quote
yipkc

No, you don't have to retake the GMAT. In my perspective, it's about how much you would gain from the course. At such a relatively young age, I don't think you would benefit much from a 1 year MBA with students of an average age of close to 30 years old. Have you consider doing a 2 year MBA from the USA instead? Top schools do accept applicants with 2-3 years of work experience.

No, you don't have to retake the GMAT. In my perspective, it's about how much you would gain from the course. At such a relatively young age, I don't think you would benefit much from a 1 year MBA with students of an average age of close to 30 years old. Have you consider doing a 2 year MBA from the USA instead? Top schools do accept applicants with 2-3 years of work experience.
quote
blitzkrieg

No, you don't have to retake the GMAT. In my perspective, it's about how much you would gain from the course. At such a relatively young age, I don't think you would benefit much from a 1 year MBA with students of an average age of close to 30 years old. Have you consider doing a 2 year MBA from the USA instead? Top schools do accept applicants with 2-3 years of work experience.
Well, even schools in the US mostly have on average 5-6 years of work ex. I'm applying to McCombs in the US, but there also the average work ex is 5.5 years (about the same as Oxford). H/S/W or other tier 1 schools are out of question as I don't have a very stellar profile.

The UK/European B schools seem to be just about a year older/experienced compared to those in US. Would that make a big difference?

Also, if you're looking for a career change, wouldn't it be easier early in your career?

[Edited by blitzkrieg on Sep 09, 2016]

[quote]No, you don't have to retake the GMAT. In my perspective, it's about how much you would gain from the course. At such a relatively young age, I don't think you would benefit much from a 1 year MBA with students of an average age of close to 30 years old. Have you consider doing a 2 year MBA from the USA instead? Top schools do accept applicants with 2-3 years of work experience. [/quote]Well, even schools in the US mostly have on average 5-6 years of work ex. I'm applying to McCombs in the US, but there also the average work ex is 5.5 years (about the same as Oxford). H/S/W or other tier 1 schools are out of question as I don't have a very stellar profile.

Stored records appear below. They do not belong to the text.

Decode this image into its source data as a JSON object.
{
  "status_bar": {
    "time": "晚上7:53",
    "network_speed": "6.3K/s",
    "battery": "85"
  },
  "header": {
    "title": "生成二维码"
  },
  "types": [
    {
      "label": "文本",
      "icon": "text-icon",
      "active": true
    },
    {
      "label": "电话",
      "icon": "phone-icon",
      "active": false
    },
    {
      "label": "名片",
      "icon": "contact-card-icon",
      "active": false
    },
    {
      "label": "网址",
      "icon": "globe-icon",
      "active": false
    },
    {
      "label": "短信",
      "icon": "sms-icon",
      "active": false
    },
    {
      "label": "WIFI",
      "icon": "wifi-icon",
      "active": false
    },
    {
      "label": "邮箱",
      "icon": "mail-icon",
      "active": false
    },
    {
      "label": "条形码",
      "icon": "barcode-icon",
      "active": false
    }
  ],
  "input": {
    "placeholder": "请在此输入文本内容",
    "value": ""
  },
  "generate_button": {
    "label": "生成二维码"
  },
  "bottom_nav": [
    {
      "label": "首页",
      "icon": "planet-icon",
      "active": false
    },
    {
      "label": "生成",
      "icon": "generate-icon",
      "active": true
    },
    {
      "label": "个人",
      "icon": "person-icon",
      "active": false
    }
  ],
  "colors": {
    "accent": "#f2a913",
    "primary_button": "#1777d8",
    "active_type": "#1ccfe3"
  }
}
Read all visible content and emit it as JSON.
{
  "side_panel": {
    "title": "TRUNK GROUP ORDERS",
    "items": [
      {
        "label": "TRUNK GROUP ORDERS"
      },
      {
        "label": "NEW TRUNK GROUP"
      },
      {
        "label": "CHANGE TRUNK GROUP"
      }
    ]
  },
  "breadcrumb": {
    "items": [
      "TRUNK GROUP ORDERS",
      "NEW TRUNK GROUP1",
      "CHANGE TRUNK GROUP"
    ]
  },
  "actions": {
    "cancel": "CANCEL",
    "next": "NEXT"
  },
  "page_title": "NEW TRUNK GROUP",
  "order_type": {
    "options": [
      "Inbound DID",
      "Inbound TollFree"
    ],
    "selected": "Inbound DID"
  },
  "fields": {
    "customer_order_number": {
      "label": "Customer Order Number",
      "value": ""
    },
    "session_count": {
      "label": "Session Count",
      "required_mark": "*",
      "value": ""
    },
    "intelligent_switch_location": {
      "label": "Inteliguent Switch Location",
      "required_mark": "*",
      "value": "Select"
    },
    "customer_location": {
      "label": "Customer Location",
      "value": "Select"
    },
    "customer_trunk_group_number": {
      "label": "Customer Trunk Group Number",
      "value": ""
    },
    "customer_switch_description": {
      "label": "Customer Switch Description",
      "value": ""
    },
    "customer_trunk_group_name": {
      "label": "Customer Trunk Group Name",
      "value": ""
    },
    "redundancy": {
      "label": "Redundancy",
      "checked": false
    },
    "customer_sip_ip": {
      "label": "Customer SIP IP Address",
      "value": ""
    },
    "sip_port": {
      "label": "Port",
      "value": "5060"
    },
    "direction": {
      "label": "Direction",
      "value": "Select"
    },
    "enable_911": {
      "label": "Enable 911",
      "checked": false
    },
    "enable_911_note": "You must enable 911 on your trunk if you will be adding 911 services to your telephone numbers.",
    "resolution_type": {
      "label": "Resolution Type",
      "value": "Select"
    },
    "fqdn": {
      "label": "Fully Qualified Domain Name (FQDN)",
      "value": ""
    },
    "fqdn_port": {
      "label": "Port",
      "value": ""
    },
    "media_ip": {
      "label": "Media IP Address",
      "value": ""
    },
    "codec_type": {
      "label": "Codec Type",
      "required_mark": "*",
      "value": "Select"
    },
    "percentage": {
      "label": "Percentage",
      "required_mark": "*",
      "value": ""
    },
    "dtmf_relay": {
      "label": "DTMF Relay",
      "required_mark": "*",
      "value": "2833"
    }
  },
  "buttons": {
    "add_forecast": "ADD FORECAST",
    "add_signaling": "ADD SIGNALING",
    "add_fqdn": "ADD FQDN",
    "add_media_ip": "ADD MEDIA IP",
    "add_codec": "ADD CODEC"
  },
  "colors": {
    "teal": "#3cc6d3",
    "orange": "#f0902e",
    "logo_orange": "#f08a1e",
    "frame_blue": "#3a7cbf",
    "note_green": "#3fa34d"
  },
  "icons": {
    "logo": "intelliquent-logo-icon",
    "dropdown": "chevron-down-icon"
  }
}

The UK/European B schools seem to be just about a year older/experienced compared to those in US. Would that make a big difference?

Also, if you're looking for a career change, wouldn't it be easier early in your career?
quote

Reply to Post

Related Business Schools

Manchester, United Kingdom 65 Followers 515 Discussions
Coventry, United Kingdom 100 Followers 587 Discussions
London, United Kingdom 107 Followers 348 Discussions
Oxford, United Kingdom 70 Followers 278 Discussions

Other Related Content

Oct 12, 2023

Calling All German MBA Hopefuls: Join the e-fellows MBA Days in Frankfurt and Hamburg

News Oct 12, 2023

Beyond London: MBA Programs in England

Article Jun 08, 2012

How MBA programs outside the capital can offer global, practical experience